■ **Goal of the exercise**
The pictures do not belong in the copy. Restate all of the records word for word.
Top of Supplied information
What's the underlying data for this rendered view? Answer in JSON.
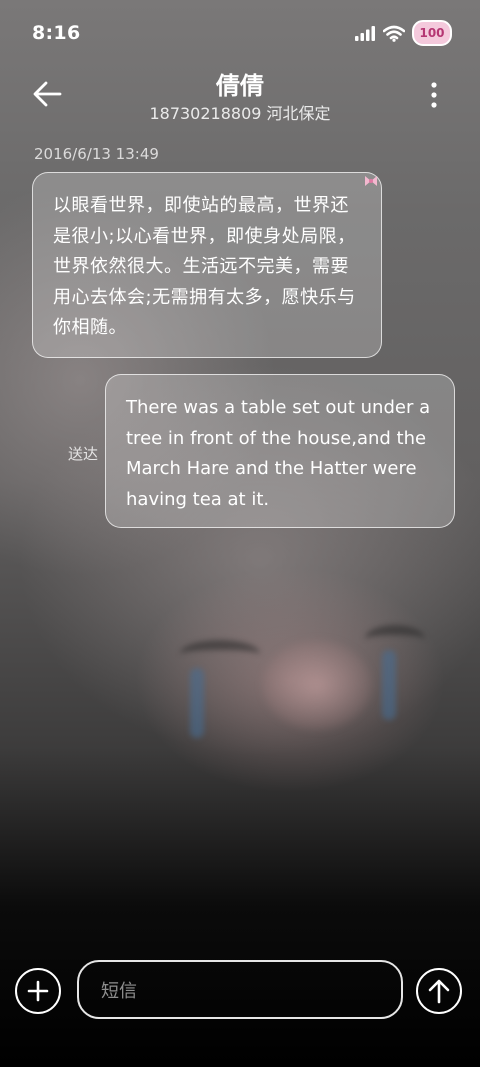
{
  "status_bar": {
    "time": "8:16",
    "battery_level": "100",
    "icons": [
      "signal-icon",
      "wifi-icon",
      "battery-icon"
    ]
  },
  "header": {
    "contact_name": "倩倩",
    "contact_info": "18730218809 河北保定",
    "back_icon": "arrow-left-icon",
    "more_icon": "more-vertical-icon"
  },
  "conversation": {
    "timestamp": "2016/6/13 13:49",
    "messages": [
      {
        "direction": "incoming",
        "text": "以眼看世界，即使站的最高，世界还是很小;以心看世界，即使身处局限，世界依然很大。生活远不完美，需要用心去体会;无需拥有太多，愿快乐与你相随。"
      },
      {
        "direction": "outgoing",
        "text": "There was a table set out under a tree in front of the house,and the March Hare and the Hatter were having tea at it.",
        "status": "送达"
      }
    ]
  },
  "composer": {
    "placeholder": "短信",
    "add_icon": "plus-icon",
    "send_icon": "arrow-up-icon"
  },
  "colors": {
    "battery_fill": "#f4c9dc",
    "battery_text": "#b53673",
    "bubble_border": "#ffffff"
  }
}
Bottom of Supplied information
■ **Response to this task**
What's the underlying data for this rendered view? Answer in JSON.
{
  "status_bar": {
    "time": "8:16",
    "battery_level": "100",
    "icons": [
      "signal-icon",
      "wifi-icon",
      "battery-icon"
    ]
  },
  "header": {
    "contact_name": "倩倩",
    "contact_info": "18730218809 河北保定",
    "back_icon": "arrow-left-icon",
    "more_icon": "more-vertical-icon"
  },
  "conversation": {
    "timestamp": "2016/6/13 13:49",
    "messages": [
      {
        "direction": "incoming",
        "text": "以眼看世界，即使站的最高，世界还是很小;以心看世界，即使身处局限，世界依然很大。生活远不完美，需要用心去体会;无需拥有太多，愿快乐与你相随。"
      },
      {
        "direction": "outgoing",
        "text": "There was a table set out under a tree in front of the house,and the March Hare and the Hatter were having tea at it.",
        "status": "送达"
      }
    ]
  },
  "composer": {
    "placeholder": "短信",
    "add_icon": "plus-icon",
    "send_icon": "arrow-up-icon"
  },
  "colors": {
    "battery_fill": "#f4c9dc",
    "battery_text": "#b53673",
    "bubble_border": "#ffffff"
  }
}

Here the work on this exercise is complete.